South Portland sees savings in high school renovation bonds
SOUTH PORTLAND — The city will save about $7.5 million on the total cost of high school renovations thanks to favorable borrowing conditions.
"This is a substantial savings," Finance Director Greg L'Heureux told the City Council Monday. "It's significant."
The city issued $30 million in bonds recently in the initial phase of financing for the $41.5 million high school project. Because of the city's best-in-the-state bond rating, creditors offered more money to lock in a slightly higher interest rate: $2.64 million that will not have to be repaid. The city's effective interest rate is about 2.5 percent.
On Monday, councilors approved using that extra money to cushion the burden of debt on taxpayers: $2 million will be applied directly to the high school renovations, preventing further debt, while roughly $640,000 will be put in a reserve account that L'Heureux estimated will earn more than $700,000 in interest over the next three fiscal years.

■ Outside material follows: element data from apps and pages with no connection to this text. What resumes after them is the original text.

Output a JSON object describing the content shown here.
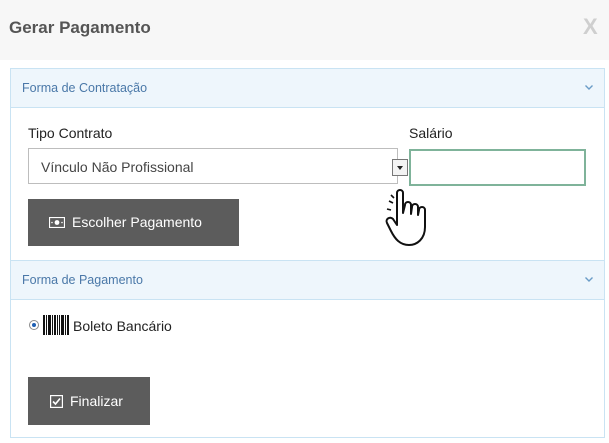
{
  "dialog": {
    "title": "Gerar Pagamento",
    "close_label": "X"
  },
  "contratacao": {
    "section_title": "Forma de Contratação",
    "tipo_contrato_label": "Tipo Contrato",
    "tipo_contrato_value": "Vínculo Não Profissional",
    "salario_label": "Salário",
    "salario_value": "",
    "escolher_button": "Escolher Pagamento"
  },
  "pagamento": {
    "section_title": "Forma de Pagamento",
    "option_label": "Boleto Bancário",
    "option_selected": true,
    "finalizar_button": "Finalizar"
  },
  "icons": {
    "section_toggle": "chevron-down-icon",
    "escolher": "money-icon",
    "option": "barcode-icon",
    "finalizar": "check-square-icon",
    "cursor": "hand-pointer-icon"
  },
  "colors": {
    "section_bg": "#eef6fc",
    "section_border": "#c9e3f3",
    "section_title": "#4a78a8",
    "button_bg": "#5c5c5c",
    "input_focus_border": "#7fb39a",
    "radio_selected": "#1e5fb3"
  }
}
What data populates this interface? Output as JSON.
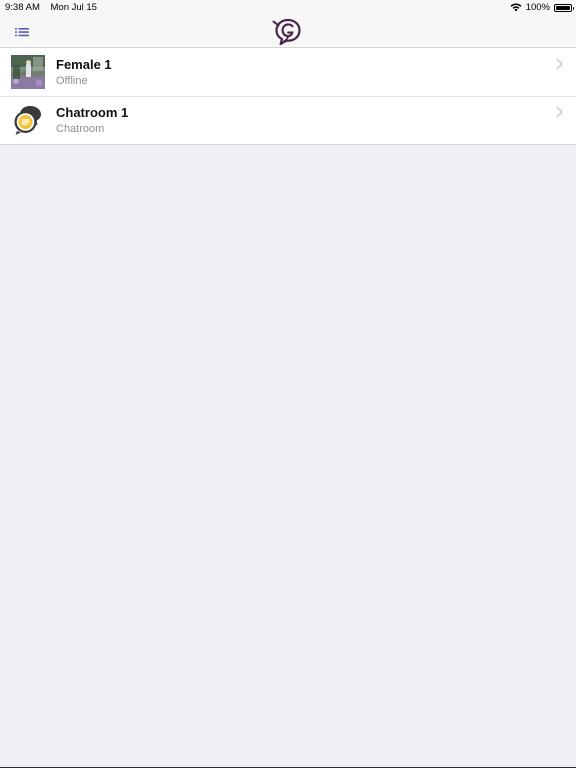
{
  "status_bar": {
    "time": "9:38 AM",
    "date": "Mon Jul 15",
    "battery_text": "100%",
    "battery_level": 1.0,
    "icons": [
      "wifi-icon",
      "battery-icon"
    ]
  },
  "nav_bar": {
    "menu_icon": "list-icon",
    "logo_icon": "chat-bubble-g-logo",
    "accent_color": "#4a2349",
    "menu_color": "#5b5cb8"
  },
  "conversations": [
    {
      "title": "Female 1",
      "subtitle": "Offline",
      "avatar_icon": "photo-avatar"
    },
    {
      "title": "Chatroom 1",
      "subtitle": "Chatroom",
      "avatar_icon": "chatroom-bubbles-icon"
    }
  ],
  "colors": {
    "background": "#efeff4",
    "subtitle": "#8e8e93",
    "chevron": "#c7c7cc",
    "chatroom_yellow": "#f4c430"
  }
}
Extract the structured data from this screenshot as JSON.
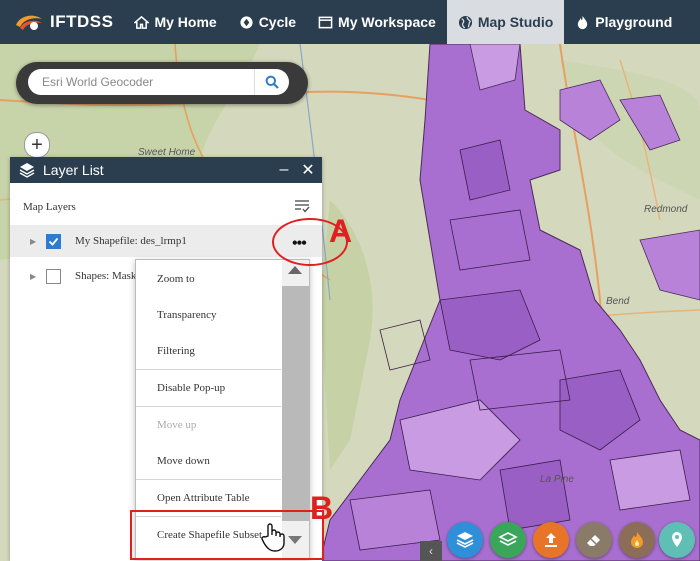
{
  "app": {
    "name": "IFTDSS"
  },
  "nav": {
    "items": [
      {
        "label": "My Home",
        "icon": "home-icon"
      },
      {
        "label": "Cycle",
        "icon": "cycle-icon"
      },
      {
        "label": "My Workspace",
        "icon": "workspace-icon"
      },
      {
        "label": "Map Studio",
        "icon": "globe-icon",
        "active": true
      },
      {
        "label": "Playground",
        "icon": "fire-icon"
      }
    ]
  },
  "geocoder": {
    "placeholder": "Esri World Geocoder"
  },
  "map": {
    "labels": {
      "town1": "Sweet Home",
      "town2": "Redmond",
      "town3": "Bend",
      "town4": "La Pine"
    }
  },
  "layer_list": {
    "title": "Layer List",
    "section": "Map Layers",
    "layers": [
      {
        "label": "My Shapefile: des_lrmp1",
        "checked": true
      },
      {
        "label": "Shapes: Mask",
        "checked": false
      }
    ],
    "menu": {
      "items": [
        {
          "label": "Zoom to"
        },
        {
          "label": "Transparency"
        },
        {
          "label": "Filtering"
        },
        {
          "label": "Disable Pop-up"
        },
        {
          "label": "Move up",
          "disabled": true
        },
        {
          "label": "Move down"
        },
        {
          "label": "Open Attribute Table"
        },
        {
          "label": "Create Shapefile Subset"
        }
      ]
    }
  },
  "annotations": {
    "a": "A",
    "b": "B"
  },
  "colors": {
    "navbar": "#2b3e50",
    "accent": "#e02020",
    "shapes": "#a86fd0"
  },
  "widgets": [
    {
      "icon": "layers-icon",
      "color": "#2f8fd8"
    },
    {
      "icon": "layer-stack-icon",
      "color": "#3aa65a"
    },
    {
      "icon": "upload-icon",
      "color": "#e8742a"
    },
    {
      "icon": "eraser-icon",
      "color": "#8a7a68"
    },
    {
      "icon": "fire-icon",
      "color": "#8c6e58"
    },
    {
      "icon": "pin-icon",
      "color": "#5fbfb5"
    }
  ]
}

Favorable financial conditions also resulted in the city cutting $100,000 out of the fiscal 2013 budget for the high school construction, which shaved about 3 cents from the property tax rate.
Councilors on Monday also unanimously approved the fiscal 2013 budget. The School Department portion of the budget, about $40 million, was approved by voters in May.
After some fine-tuning in the past month, the city's total budget, including municipal and school spending, is $86.2 million, a 1.42 percent increase over the current year. That includes a $55.1 million demand on taxpayers, a 3.49 percent increase over the current year.
The budget results in a property tax-rate increase of 53 cents, up to $16.63 per $1,000 of assessed value. For the average South Portland taxpayer, with a property value of $180,000, that's an increase of $95.40.
In other business, the council made it more difficult for residents to qualify for General Assistance. Before the change, a single-person household qualified for general assistance if the individual earned less than $812 per month. Now, the income limit has been dropped to $713.
Councilors begrudgingly accepted the change, which keeps the city in line with state requirements. If they didn't go along, the state would stop matching the city's general assistance spending.
Councilor Tom Coward voted against the change. He said he understood the city needed to swallow the medicine to avoid punishment, but that "someone's got to stand up and say this stinks."
"This essentially tries to balance the state budget on the backs of the poorest of the poor," he said. "You can do it, but you're not going to have my help."
The council also approved an $18,300 contract with Headlight Audio Visual for the purchase of four SmartBoards, three of which will go to Skillin Elementary School. The remaining teaching device will go to Small Elementary School.
Councilors also approved a 1.5 percent cost-of-living wage increase for its 133 nonunion employees and for the city clerk. The total wage increases will cost the city about $89,800 in fiscal 2013.